"I don't know how fast these things go," says Aaron Paul, clutching a black-and-white-striped racing helmet, assertively flipping up the Plexiglas face shield. "I hope they go fast. Oh, yeah. I bet we can get these things going." Paul earnestly sizes up his ride: the freshly detailed No. 14 go-kart on the track at Karting Almería in Andalucía, Spain. It's not exactly the souped-up Mustang he throttles cross-country in next month's street-racing revenge drama Need for Speed, but Paul nevertheless looks pumped. "Are the laps timed?" he asks the course keeper. Si. "Great," says Paul, his sky-blue eyes widening. "I like that. I like to see the progress. I like to see if I can beat my best effort."

That might be easier said than done for Paul. For someone who spent five seasons on Breaking Bad, playing Jesse Pinkman—a huggable murderer, a heartbreaking and heartbroken addict, the ever-manipulated pawn of a master's mastermind who grappled for 62 episodes to get a handle on his own free will, all while spouting pithy memes (Yeah, bitch; Yeah, science; Yeah, bitch. Magnets!; Yo!) and heavy, haunting tears—progress, career-wise, is hard to measure. As a character, Jesse evolved, moving along a continuum that ranged from shiftless screw-up to morally complex mensch. He entered the picture as a wigga naïf, dressed like an extra in an Insane Clown Posse video, cooking product laced with chili pepper. He left scarred and bruised, having been tested like Job.
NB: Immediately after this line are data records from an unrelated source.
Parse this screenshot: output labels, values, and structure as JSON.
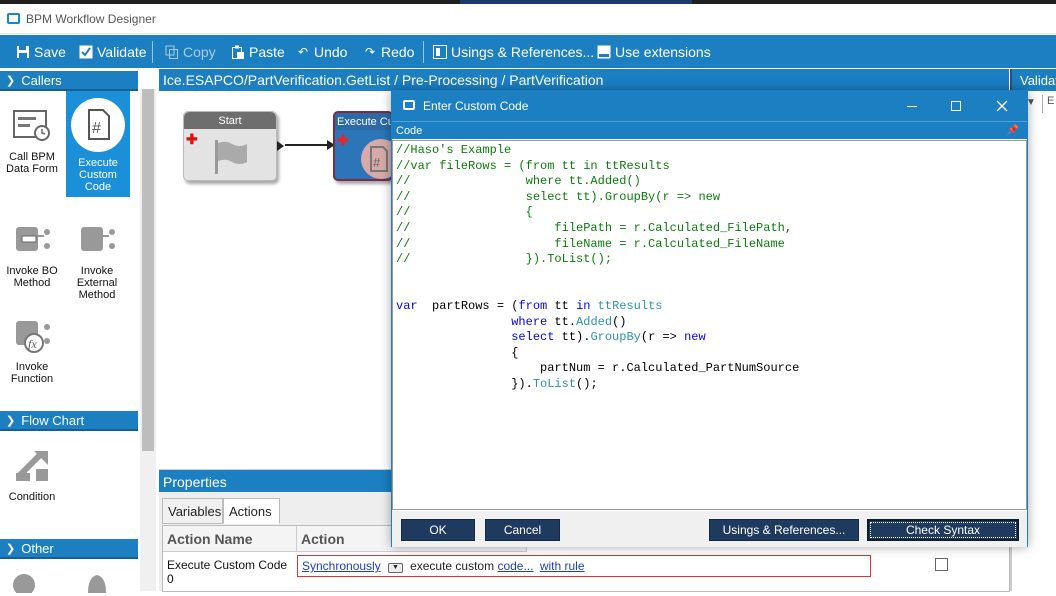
{
  "window": {
    "title": "BPM Workflow Designer"
  },
  "toolbar": {
    "save": "Save",
    "validate": "Validate",
    "copy": "Copy",
    "paste": "Paste",
    "undo": "Undo",
    "redo": "Redo",
    "usings": "Usings & References...",
    "extensions": "Use extensions"
  },
  "left": {
    "callers": "Callers",
    "flowchart": "Flow Chart",
    "other": "Other",
    "tools": {
      "call_bpm": "Call BPM Data Form",
      "execute_custom": "Execute Custom Code",
      "invoke_bo": "Invoke BO Method",
      "invoke_external": "Invoke External Method",
      "invoke_function": "Invoke Function",
      "condition": "Condition"
    }
  },
  "breadcrumb": "Ice.ESAPCO/PartVerification.GetList / Pre-Processing / PartVerification",
  "validation": {
    "header": "Validat"
  },
  "canvas": {
    "start_node": "Start",
    "exec_node": "Execute Cus"
  },
  "properties": {
    "header": "Properties",
    "tabs": [
      "Variables",
      "Actions"
    ],
    "columns": [
      "Action Name",
      "Action"
    ],
    "row": {
      "name": "Execute Custom Code 0",
      "sync": "Synchronously",
      "mid": "execute custom",
      "code": "code...",
      "rule": "with rule"
    }
  },
  "dialog": {
    "title": "Enter Custom Code",
    "code_header": "Code",
    "buttons": {
      "ok": "OK",
      "cancel": "Cancel",
      "usings": "Usings & References...",
      "check": "Check Syntax"
    },
    "code": [
      {
        "cls": "cm",
        "text": "//Haso's Example"
      },
      {
        "cls": "cm",
        "text": "//var fileRows = (from tt in ttResults"
      },
      {
        "cls": "cm",
        "text": "//                where tt.Added()"
      },
      {
        "cls": "cm",
        "text": "//                select tt).GroupBy(r => new"
      },
      {
        "cls": "cm",
        "text": "//                {"
      },
      {
        "cls": "cm",
        "text": "//                    filePath = r.Calculated_FilePath,"
      },
      {
        "cls": "cm",
        "text": "//                    fileName = r.Calculated_FileName"
      },
      {
        "cls": "cm",
        "text": "//                }).ToList();"
      },
      {
        "cls": "",
        "text": ""
      },
      {
        "cls": "",
        "text": ""
      },
      {
        "cls": "mix",
        "parts": [
          [
            "kw",
            "var"
          ],
          [
            "",
            "  partRows = ("
          ],
          [
            "kw",
            "from"
          ],
          [
            "",
            " tt "
          ],
          [
            "kw",
            "in"
          ],
          [
            "",
            " "
          ],
          [
            "ty",
            "ttResults"
          ]
        ]
      },
      {
        "cls": "mix",
        "parts": [
          [
            "",
            "                "
          ],
          [
            "kw",
            "where"
          ],
          [
            "",
            " tt."
          ],
          [
            "ty",
            "Added"
          ],
          [
            "",
            "()"
          ]
        ]
      },
      {
        "cls": "mix",
        "parts": [
          [
            "",
            "                "
          ],
          [
            "kw",
            "select"
          ],
          [
            "",
            " tt)."
          ],
          [
            "ty",
            "GroupBy"
          ],
          [
            "",
            "(r => "
          ],
          [
            "kw",
            "new"
          ]
        ]
      },
      {
        "cls": "",
        "text": "                {"
      },
      {
        "cls": "",
        "text": "                    partNum = r.Calculated_PartNumSource"
      },
      {
        "cls": "mix",
        "parts": [
          [
            "",
            "                })."
          ],
          [
            "ty",
            "ToList"
          ],
          [
            "",
            "();"
          ]
        ]
      }
    ]
  }
}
It was the kind of role, on the kind of show, that could retool the conventional Hollywood star machine, one that makes a case for television as the superior character-minting medium of our time, and one that also sends Paul into movies as something more than just a hungry call-up from the minor leagues. At 34, he is a four-time Emmy nominee and a two-time winner who's a virtual lock for a third statue later this year. But the transition from premium-cable royalty to bona fide big-screen stud is hardly a given. Still, Breaking Bad's creator, Vince Gilligan, views Paul's ascension as an inevitability. "Aaron is going to be one of the all-time greats," he says. "Forty years from now he'll be picking up his lifetime-achievement award at the Oscars."
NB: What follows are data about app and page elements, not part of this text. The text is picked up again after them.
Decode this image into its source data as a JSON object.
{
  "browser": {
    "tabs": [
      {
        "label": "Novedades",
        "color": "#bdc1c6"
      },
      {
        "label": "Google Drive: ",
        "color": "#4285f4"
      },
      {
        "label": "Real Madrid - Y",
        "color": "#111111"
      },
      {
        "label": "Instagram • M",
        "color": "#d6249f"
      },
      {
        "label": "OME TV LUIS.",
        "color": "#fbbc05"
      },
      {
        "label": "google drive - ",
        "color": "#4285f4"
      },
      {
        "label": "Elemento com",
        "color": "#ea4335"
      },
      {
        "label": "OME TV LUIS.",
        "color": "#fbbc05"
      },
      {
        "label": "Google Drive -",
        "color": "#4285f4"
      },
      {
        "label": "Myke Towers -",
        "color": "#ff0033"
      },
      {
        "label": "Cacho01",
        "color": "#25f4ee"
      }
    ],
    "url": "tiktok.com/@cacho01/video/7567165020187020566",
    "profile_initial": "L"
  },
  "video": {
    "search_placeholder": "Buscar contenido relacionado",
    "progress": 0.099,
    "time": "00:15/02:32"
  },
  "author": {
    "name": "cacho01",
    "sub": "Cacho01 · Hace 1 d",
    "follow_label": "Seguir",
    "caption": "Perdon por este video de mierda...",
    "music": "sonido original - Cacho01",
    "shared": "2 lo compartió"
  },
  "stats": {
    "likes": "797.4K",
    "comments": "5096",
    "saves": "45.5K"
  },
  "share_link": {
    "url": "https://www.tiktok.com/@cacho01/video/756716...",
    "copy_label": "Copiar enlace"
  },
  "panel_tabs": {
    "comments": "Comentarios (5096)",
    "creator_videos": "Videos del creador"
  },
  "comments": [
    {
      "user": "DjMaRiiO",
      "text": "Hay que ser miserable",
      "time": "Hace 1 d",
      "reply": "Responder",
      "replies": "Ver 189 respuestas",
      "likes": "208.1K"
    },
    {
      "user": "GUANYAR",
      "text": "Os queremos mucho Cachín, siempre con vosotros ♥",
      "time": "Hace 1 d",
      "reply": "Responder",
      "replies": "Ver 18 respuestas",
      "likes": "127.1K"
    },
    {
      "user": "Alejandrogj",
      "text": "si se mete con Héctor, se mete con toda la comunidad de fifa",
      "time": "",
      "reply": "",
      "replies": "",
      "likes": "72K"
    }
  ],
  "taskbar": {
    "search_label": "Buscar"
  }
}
Before Paul can reach the promised land Gilligan foresees, he must wander in the desert. For 40 years. He is here in Almería filming Ridley Scott's 2014 holiday tentpole, the biblical epic Exodus. Paul plays Joshua, the Hebrew slave turned military savant who helps Christian Bale's Moses lead the Jews to their geographical and spiritual destiny. "This Joshua is just ready to fight," Paul says. He has been filming for a month now, working with the famously intense Bale (Paul calls him "funny," then "hilarious") and the demanding Scott ("the greatest guy") while living with his 26-year-old wife, Lauren, in a walk-up flat on a narrow Renaissance-era street. Inside, jasmine-scented candles burn low and a Bose speaker plays the ongoing indie-folk love theme of the Pauls' perpetual honeymoon. They married last May and have just returned from Paris a few hours ago, after a quick jaunt to revisit the site of their engagement and to see their friends the Lumineers perform. Still, they've already set their long wooden table with wine, cheese, crushed tomatoes, olives, crusty bread, and petals of ibérico ham arranged in concentric circles on a plate.
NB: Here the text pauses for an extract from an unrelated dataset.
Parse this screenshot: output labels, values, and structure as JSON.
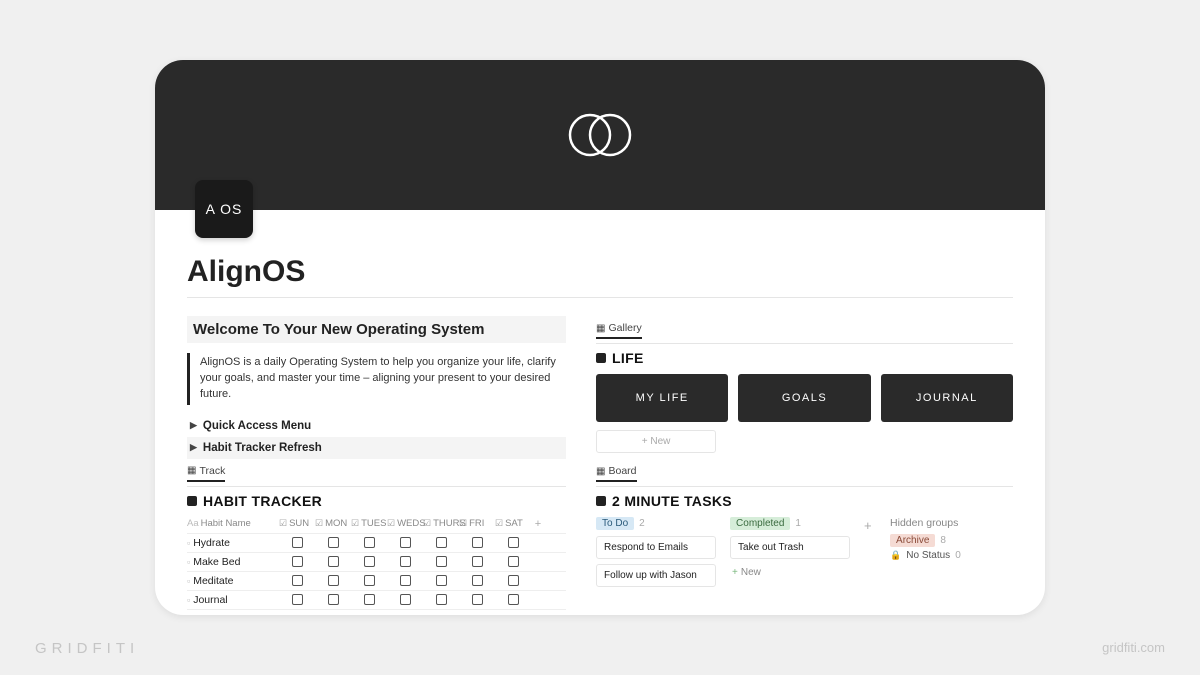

The Pauls met at Coachella in 2010, became friends, and, a year later, coupled up at the same festival. "Not on drugs," says Paul, a hopeless romantic dressed entirely in black. "The only people not on drugs," says Lauren. Arcade Fire belted out their anthemic finale. A mass of white balloons floated into the starry desert sky. "Normally, I drink a lot at those festivals," Paul says. "But we were just so distracted with the high that was happening between us. It's unexplainable. I told her that night I was going to marry her. I did. I told her that. I knew what she was all about. I mean, come on, she runs an antibullying nonprofit called Kind Campaign." They had their first kiss on a Ferris wheel, and their first official post-Coachella date involved flying to Vegas and driving the 1965 Shelby Cobra Paul bought on eBay back to Los Angeles, top down.